Access holes then were cut through the two-foot-thick walls of the hollow columns just above the old footing. A total of 104 holes were drilled through the column walls and the outside surfaces of the columns were roughened to increase bonding to the new footing. Forms, ducts, bar reinforcement and strand for the post tensioning were placed.

Most of the load of the superstructure was transferred to the steel frame by activating the hydraulic jacks. The central portion of the new 11-foot-thick footing was cast around the base and inside the columns. Once the new footing had gained sufficient strength and post tensioning was done, jacking was continued to lift the superstructure clear of the columns. The repaired pier, with its new footing and concrete columns to bedrock, was stronger than any of the other 51 bridge piers.

Next the damaged bearings were removed, and new bearings, weighing about four tons each, were secured and grouted in place. These new bearings had been designed to permit rotation and sliding motion to occur as the superstructure was moved back into place. After the superstructure was lowered onto the new bearings, the jacks on the side toward the expansion joint were lowered to provide clearance for rotation. Repositioning of the superstructure then began.

Hydraulic rams at the expansion joint, attached by cables to the tie-down block, were activated to draw the expansion joint downward. Each stroke of the rams dropped the expansion joint about 7-1/2 inches and raised the end of the cantilever about 10 inches. Measurements and checks wre made during and after each step. Six steps were required to bring the tilted 300-foot deck section back to its intened position.

Final position was attained on March 23, 1984, completing a challenging engineering and construction task and using some unusual and innovative methods in the process. The cost was approximately $6.8 million. Construction of the bridge would resume.

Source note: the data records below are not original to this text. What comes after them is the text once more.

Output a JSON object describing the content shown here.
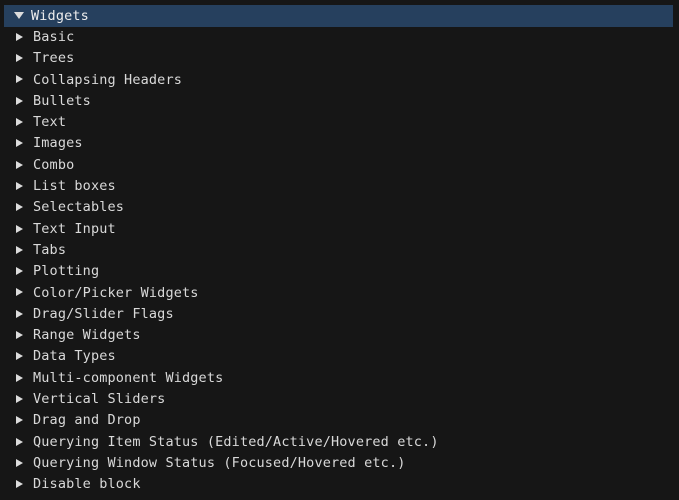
{
  "window": {
    "background_color": "#161616",
    "text_color": "#d9d9d9",
    "highlight_color": "#26405e"
  },
  "tree": {
    "root": {
      "label": "Widgets",
      "icon": "chevron-down-icon",
      "expanded": true,
      "selected": true
    },
    "items": [
      {
        "label": "Basic",
        "icon": "chevron-right-icon"
      },
      {
        "label": "Trees",
        "icon": "chevron-right-icon"
      },
      {
        "label": "Collapsing Headers",
        "icon": "chevron-right-icon"
      },
      {
        "label": "Bullets",
        "icon": "chevron-right-icon"
      },
      {
        "label": "Text",
        "icon": "chevron-right-icon"
      },
      {
        "label": "Images",
        "icon": "chevron-right-icon"
      },
      {
        "label": "Combo",
        "icon": "chevron-right-icon"
      },
      {
        "label": "List boxes",
        "icon": "chevron-right-icon"
      },
      {
        "label": "Selectables",
        "icon": "chevron-right-icon"
      },
      {
        "label": "Text Input",
        "icon": "chevron-right-icon"
      },
      {
        "label": "Tabs",
        "icon": "chevron-right-icon"
      },
      {
        "label": "Plotting",
        "icon": "chevron-right-icon"
      },
      {
        "label": "Color/Picker Widgets",
        "icon": "chevron-right-icon"
      },
      {
        "label": "Drag/Slider Flags",
        "icon": "chevron-right-icon"
      },
      {
        "label": "Range Widgets",
        "icon": "chevron-right-icon"
      },
      {
        "label": "Data Types",
        "icon": "chevron-right-icon"
      },
      {
        "label": "Multi-component Widgets",
        "icon": "chevron-right-icon"
      },
      {
        "label": "Vertical Sliders",
        "icon": "chevron-right-icon"
      },
      {
        "label": "Drag and Drop",
        "icon": "chevron-right-icon"
      },
      {
        "label": "Querying Item Status (Edited/Active/Hovered etc.)",
        "icon": "chevron-right-icon"
      },
      {
        "label": "Querying Window Status (Focused/Hovered etc.)",
        "icon": "chevron-right-icon"
      },
      {
        "label": "Disable block",
        "icon": "chevron-right-icon"
      }
    ]
  }
}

Next: Section 6: Terminating the Contract
Back to: Section 4: The Accident
Back to: Table of Contents